> [INSTRUCTIONS FOR THE TASK] Work through the data below and copy out every line where "sfcarrots" is found.

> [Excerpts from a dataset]
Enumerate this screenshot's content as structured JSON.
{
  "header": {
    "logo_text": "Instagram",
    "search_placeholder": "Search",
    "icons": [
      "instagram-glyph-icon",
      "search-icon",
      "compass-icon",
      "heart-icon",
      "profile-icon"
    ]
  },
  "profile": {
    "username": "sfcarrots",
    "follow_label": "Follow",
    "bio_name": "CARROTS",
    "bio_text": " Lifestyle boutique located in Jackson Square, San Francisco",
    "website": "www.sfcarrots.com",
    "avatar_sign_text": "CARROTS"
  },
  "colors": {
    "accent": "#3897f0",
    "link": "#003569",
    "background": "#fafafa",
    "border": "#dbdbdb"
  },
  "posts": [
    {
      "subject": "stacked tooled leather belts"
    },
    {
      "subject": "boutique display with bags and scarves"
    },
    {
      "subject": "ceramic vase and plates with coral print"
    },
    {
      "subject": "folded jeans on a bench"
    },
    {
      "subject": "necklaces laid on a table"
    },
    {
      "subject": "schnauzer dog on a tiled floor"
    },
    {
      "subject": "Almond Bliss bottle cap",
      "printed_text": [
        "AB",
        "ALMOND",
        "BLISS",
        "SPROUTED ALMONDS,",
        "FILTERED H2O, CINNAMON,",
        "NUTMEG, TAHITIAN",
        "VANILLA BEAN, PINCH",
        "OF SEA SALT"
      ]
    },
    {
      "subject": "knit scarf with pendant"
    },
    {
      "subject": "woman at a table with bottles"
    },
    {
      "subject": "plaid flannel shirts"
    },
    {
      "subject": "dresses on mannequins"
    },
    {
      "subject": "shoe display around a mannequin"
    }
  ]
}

> [ANSWER SECTION]
    "username": "sfcarrots",
    "website": "www.sfcarrots.com",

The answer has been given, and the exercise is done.